ShapeShapeauthorShapecrossShapeShapeShapeGrouphamburgerhomeGroupmagnifyShapeShapeShapeShape

Catfish Impact on Crab Population Studied

US - The effect that in creasing numbers of blue catfish are having on crab populations in rivers in Virginia is the subject of a study by scientists at the Virginia Department of Game and Inland Fisheries (VDGIF) and the Virginia Institute of Marine Science (VIMS).

The Virginia Department of Game and Inland Fisheries (VDGIF) introduced the Mississippi native blue catfish into the three primary rivers of the Commonwealth back in the early 80's.

Scientists admit that it has proliferated wildly and that it will eat virtually anything, including mud according to a report in Northern Neck News.

"It is extremely abundant," said Bob Greenley, VDGIF marine scientist told the newspaper.

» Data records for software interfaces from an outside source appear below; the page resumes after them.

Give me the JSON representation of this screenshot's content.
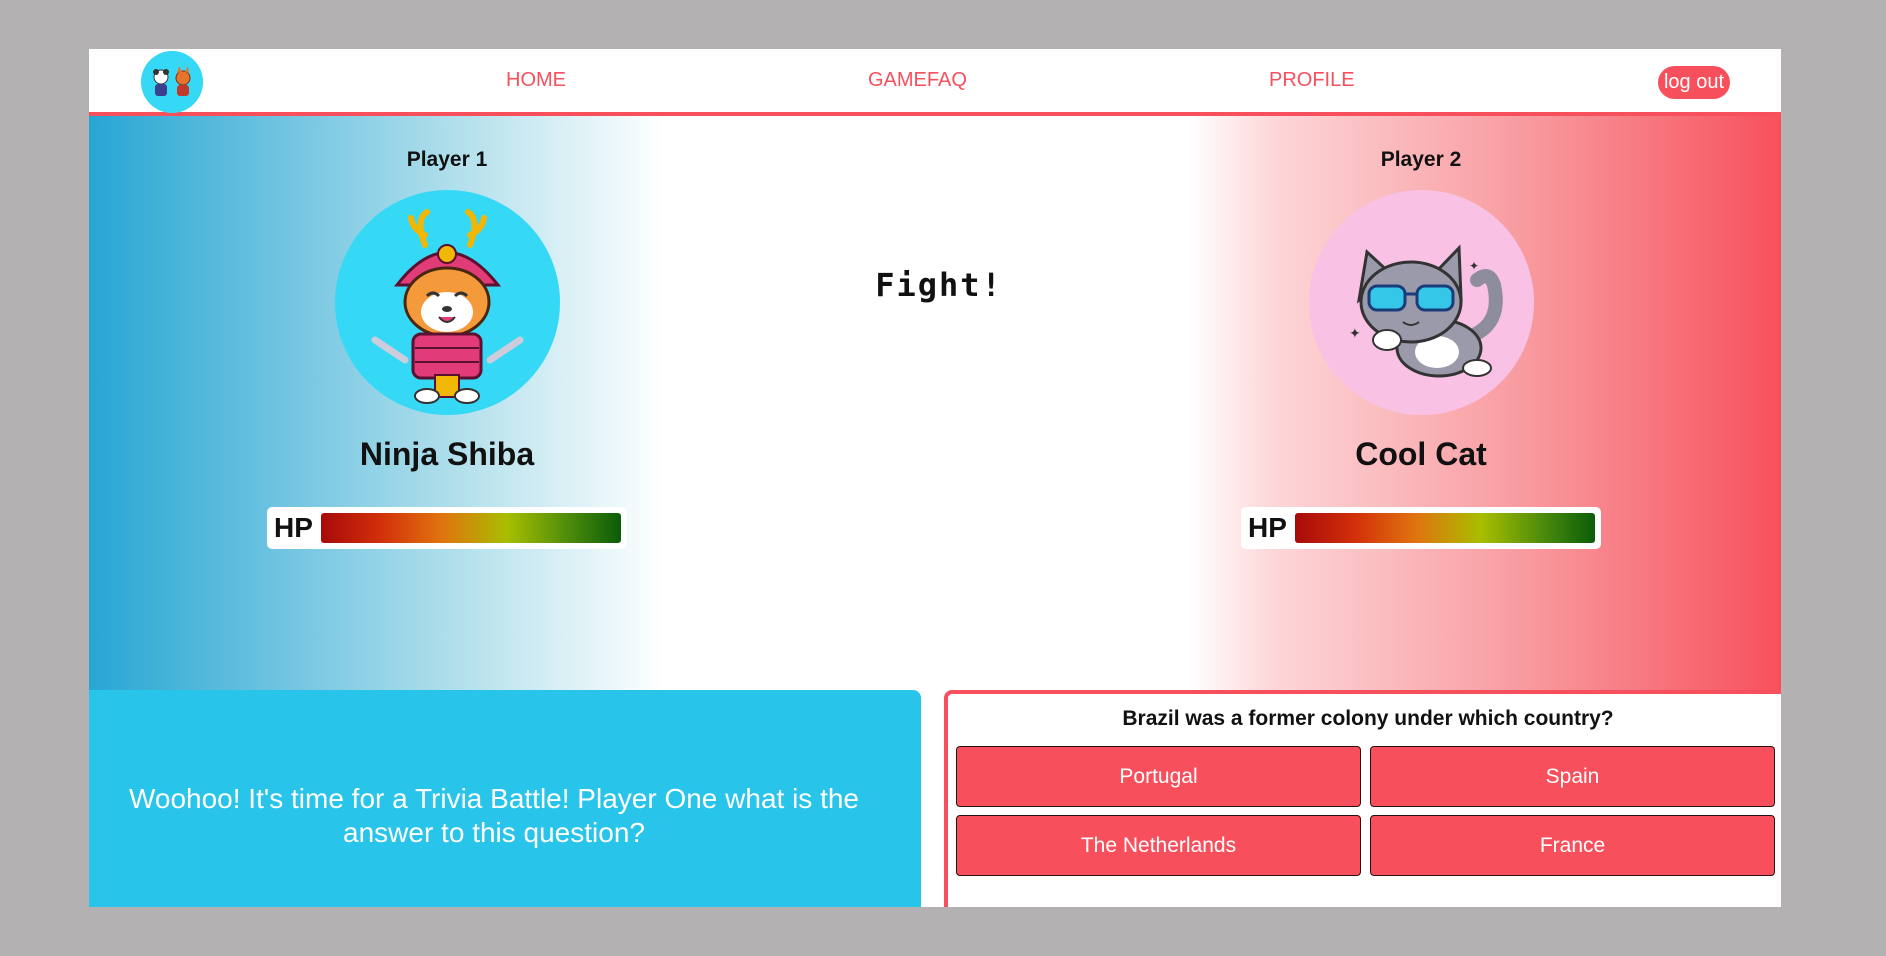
{
  "nav": {
    "links": [
      {
        "label": "HOME"
      },
      {
        "label": "GAMEFAQ"
      },
      {
        "label": "PROFILE"
      }
    ],
    "logout_label": "log out",
    "accent_color": "#f7505c"
  },
  "battle": {
    "status": "Fight!",
    "player1": {
      "label": "Player 1",
      "name": "Ninja Shiba",
      "hp_label": "HP",
      "hp_fraction": 1.0,
      "avatar_bg": "#35d9f6"
    },
    "player2": {
      "label": "Player 2",
      "name": "Cool Cat",
      "hp_label": "HP",
      "hp_fraction": 1.0,
      "avatar_bg": "#f9c1e4"
    }
  },
  "message": {
    "text": "Woohoo! It's time for a Trivia Battle! Player One what is the answer to this question?"
  },
  "question": {
    "text": "Brazil was a former colony under which country?",
    "answers": [
      "Portugal",
      "Spain",
      "The Netherlands",
      "France"
    ]
  }
}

"They will eat anything. Anybody that works the tidal rivers and sees the abundance of catfish has concerns."

Greenley was one of the principal scientists, along with Rob Latour and Rom Lipcius of the Virginia Institute of Marine Science (VIMS) and at what Greenley called "the first formal discussion" of the catfish's impact on the crab population on May 20 at the Virginia Department of Marine Resources (VMRC).

Also present at the meeting was Warsaw waterman and president of the Twin Rivers Waterman's Association, Doug Jenkins.

He has long been proclaiming the rampant predation of the catfish on the crab population in what scientists call the overlap areas, Northern Neck News reports.

Those are areas of the three Virginia rivers, the James, Rappahannock and York, and the Potomac River where the freshwater catfish population, which can tolerate salinity levels of up to about 12 parts per million, overlaps with the saltwater crab population.

Crabs migrate farther up the rivers in drier weather, which increases the salinity farther up river, and the catfish migrate farther down river in wetter weather, which has the reverse effect.

"The science that has been done up to this point shows that the overlap area is growing," said Greenley.

"Crabs are moving up the rivers."

View the Northern Neck News story by clicking here.

Ellen Hardy

Learn more